|Rediff India Abroad Home | All the sections|
Discuss | Email | Print | Get latest news on your desktop
Orissa: Bandh-related violence claims 9
Krishnakumar P in Bhubaneswar | August 26, 2008 12:09 IST
Last Updated: August 26, 2008 19:32 IST
The death toll from Monday's violence in Orissa during a bandh called by the Vishwa Hindu Parishad has gone up to 9.
"There are reports that four to five people have been killed in fresh violence. The deaths are from yesterday's violence. There is no fresh violence. We have also clamped a curfew in Kandhamal district to avoid any violence," a senior Orissa government official clarified.
Officials are in the process of identifying five of the dead, sources said.
The government's statement that the Maoists were behind the murders has also been contested.
"Saying Naxals are behind the attack is totally misleading and orchestrated. This is an attack by the agents of Christian missionaries, whose attempts at forcible conversions the Swamiji countered," said a Rashtriya Swayamsevak Sangh spokesperson.
He also blamed the state government for failing to protect Swami Lakshmanananda even after he lodged a lodged a formal complaint.
Lakhsmanananda came to Chakapada village in 1966, after which he set up schools and hostels for tribal children in the region
"They tried and failed for seven times. The eighth time they have succeeded. A week before he was killed, he had received an anonymous threat that said he would soon be killed. Though he lodged a formal complaint, the officials did not do anything about it," a local functionary said.
Local observers also blamed the government for not giving the Swamiji enough protection and also not doing enough to douse the communal tension after December when an attack on Lakshmanananda sparked violence in Kandhamal district.
"The administration failed to ensure that the churches and Christian institutions were attacked in return. So, this might be an act of revenge for that, given the fact that Lakshmanananda was actively combating forcible conversions in the region," said an observer.
Soon after the attack, the state government and the police laid the blame on Maoists. "They were very quick to do it probably because they wanted to ensure that communal violence does not break out. But eventually they weren't able to do that also," he said.
Maoist-watchers are also not convinced that there could be a Naxal angle to the killings.
"There is nothing that suggests that Maosits may be involved. Though it is soon to say for sure they are not involved, there have not been many incidents where they have attacked civilians. Even in such a case, they would have killed the two home guards who were said to have been on duty at the time of attack," said a Delhi-based security analyst.

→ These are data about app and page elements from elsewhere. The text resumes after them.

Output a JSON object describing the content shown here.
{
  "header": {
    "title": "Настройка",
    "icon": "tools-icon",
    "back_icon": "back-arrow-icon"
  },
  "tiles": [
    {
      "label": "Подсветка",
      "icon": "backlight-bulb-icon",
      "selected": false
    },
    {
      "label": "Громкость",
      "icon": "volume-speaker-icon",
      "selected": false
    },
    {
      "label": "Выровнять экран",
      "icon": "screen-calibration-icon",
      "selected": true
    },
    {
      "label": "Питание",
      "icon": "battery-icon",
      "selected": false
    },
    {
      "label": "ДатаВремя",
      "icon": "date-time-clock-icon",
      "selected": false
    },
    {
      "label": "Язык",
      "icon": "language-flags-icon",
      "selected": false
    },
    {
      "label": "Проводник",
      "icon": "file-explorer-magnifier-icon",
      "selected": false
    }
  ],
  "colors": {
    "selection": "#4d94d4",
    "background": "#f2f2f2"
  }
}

"However, whoever executed it had planned it to perfection. It is clear that they have been watching the Swami closely. The assailant also chose dinner time, when two of the guards were not present, on Janmashtmi day, when everyone had their guards down," he said.
Email | Print | Get latest news on your desktop